(Excerpts from an interface dataset)
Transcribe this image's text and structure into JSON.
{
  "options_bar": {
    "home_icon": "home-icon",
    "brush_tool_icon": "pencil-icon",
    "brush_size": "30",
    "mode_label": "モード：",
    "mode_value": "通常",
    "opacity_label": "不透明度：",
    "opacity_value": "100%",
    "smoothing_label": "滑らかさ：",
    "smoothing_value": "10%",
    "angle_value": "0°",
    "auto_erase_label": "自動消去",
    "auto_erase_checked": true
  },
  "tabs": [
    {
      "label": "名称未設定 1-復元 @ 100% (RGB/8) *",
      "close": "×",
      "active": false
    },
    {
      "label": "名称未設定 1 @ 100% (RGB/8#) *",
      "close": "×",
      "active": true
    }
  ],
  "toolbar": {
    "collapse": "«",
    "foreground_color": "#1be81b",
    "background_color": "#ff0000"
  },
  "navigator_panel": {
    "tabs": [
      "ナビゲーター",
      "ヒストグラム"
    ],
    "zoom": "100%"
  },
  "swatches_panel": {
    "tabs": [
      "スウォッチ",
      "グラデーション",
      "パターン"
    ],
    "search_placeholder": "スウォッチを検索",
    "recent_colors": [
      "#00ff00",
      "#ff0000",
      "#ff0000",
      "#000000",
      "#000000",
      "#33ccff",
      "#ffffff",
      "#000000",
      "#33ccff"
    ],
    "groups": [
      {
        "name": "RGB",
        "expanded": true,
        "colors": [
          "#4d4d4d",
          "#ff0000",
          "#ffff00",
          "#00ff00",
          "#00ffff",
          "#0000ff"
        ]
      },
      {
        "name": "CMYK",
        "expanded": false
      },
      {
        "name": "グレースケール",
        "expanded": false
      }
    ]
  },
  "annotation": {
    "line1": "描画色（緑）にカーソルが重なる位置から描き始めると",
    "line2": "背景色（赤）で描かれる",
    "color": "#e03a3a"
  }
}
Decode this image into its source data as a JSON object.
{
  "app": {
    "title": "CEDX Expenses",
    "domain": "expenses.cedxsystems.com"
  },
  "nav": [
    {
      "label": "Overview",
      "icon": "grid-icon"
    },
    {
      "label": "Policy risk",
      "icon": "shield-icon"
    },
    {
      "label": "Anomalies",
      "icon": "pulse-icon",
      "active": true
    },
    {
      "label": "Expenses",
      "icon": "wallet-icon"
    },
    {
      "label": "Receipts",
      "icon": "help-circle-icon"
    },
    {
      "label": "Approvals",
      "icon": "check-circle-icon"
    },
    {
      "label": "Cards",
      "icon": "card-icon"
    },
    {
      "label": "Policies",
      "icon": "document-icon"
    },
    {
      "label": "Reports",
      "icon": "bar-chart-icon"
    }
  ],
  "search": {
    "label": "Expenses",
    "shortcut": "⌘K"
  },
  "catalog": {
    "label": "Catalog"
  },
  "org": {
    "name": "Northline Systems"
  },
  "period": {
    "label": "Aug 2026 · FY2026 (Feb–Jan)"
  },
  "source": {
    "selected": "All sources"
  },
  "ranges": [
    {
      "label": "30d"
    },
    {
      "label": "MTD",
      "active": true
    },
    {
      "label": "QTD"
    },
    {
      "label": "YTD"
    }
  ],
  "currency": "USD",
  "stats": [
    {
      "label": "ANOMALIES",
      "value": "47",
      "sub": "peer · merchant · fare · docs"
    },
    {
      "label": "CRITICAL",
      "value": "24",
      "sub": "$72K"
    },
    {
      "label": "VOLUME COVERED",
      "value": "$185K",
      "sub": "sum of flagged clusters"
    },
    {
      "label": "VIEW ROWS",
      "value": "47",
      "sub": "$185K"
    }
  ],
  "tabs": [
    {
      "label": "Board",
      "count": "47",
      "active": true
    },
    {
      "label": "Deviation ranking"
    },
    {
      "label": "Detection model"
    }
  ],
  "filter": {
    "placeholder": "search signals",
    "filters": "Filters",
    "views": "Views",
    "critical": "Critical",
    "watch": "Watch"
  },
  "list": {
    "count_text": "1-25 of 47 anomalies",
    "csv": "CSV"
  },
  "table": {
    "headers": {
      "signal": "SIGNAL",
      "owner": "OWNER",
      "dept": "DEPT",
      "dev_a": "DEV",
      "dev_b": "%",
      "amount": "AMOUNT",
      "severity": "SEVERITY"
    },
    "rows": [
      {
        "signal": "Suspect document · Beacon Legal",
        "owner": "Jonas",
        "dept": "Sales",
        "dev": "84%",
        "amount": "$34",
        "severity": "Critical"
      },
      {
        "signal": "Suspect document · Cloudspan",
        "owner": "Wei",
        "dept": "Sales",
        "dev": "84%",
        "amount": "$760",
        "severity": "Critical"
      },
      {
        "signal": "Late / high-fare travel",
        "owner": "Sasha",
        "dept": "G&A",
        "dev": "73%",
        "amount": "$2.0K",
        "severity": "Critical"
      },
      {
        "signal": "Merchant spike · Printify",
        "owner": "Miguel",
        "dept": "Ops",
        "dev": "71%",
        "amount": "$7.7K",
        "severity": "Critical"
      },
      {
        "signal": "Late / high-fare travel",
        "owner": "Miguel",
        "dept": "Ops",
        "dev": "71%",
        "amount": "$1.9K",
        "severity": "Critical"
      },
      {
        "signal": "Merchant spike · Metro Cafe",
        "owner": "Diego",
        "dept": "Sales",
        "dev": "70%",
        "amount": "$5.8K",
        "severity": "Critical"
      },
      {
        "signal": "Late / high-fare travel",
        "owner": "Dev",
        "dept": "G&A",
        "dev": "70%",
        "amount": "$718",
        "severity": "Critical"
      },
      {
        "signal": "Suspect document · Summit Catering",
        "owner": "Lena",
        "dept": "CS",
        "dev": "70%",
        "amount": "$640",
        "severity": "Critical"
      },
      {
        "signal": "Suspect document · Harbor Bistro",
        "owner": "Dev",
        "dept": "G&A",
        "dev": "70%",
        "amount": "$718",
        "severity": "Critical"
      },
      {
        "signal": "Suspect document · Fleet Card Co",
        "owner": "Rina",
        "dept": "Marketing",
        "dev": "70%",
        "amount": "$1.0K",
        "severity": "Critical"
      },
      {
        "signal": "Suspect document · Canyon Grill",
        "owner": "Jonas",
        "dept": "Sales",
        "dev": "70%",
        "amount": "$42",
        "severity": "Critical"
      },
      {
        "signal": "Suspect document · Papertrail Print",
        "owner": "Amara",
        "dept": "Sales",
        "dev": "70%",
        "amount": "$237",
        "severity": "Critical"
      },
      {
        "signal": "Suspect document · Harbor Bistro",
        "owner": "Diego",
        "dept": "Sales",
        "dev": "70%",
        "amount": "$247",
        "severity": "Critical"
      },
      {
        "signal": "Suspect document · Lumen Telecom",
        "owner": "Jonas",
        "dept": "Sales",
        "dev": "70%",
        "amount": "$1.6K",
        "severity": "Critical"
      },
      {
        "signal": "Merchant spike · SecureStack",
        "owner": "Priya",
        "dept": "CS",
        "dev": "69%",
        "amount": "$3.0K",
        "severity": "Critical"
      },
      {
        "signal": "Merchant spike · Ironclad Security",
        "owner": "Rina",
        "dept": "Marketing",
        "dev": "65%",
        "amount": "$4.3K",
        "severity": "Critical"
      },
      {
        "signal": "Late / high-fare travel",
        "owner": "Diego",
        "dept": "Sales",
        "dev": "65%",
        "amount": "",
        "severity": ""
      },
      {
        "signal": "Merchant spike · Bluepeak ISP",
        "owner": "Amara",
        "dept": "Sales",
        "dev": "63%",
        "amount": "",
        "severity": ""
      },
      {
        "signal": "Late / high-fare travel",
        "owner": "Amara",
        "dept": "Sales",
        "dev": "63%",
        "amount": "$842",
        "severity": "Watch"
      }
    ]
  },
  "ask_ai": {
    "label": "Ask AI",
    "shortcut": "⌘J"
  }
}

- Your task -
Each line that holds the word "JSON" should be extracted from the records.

- Written answer -
Transcribe this image's text and structure into JSON.
Decode this image into its source data as a JSON object.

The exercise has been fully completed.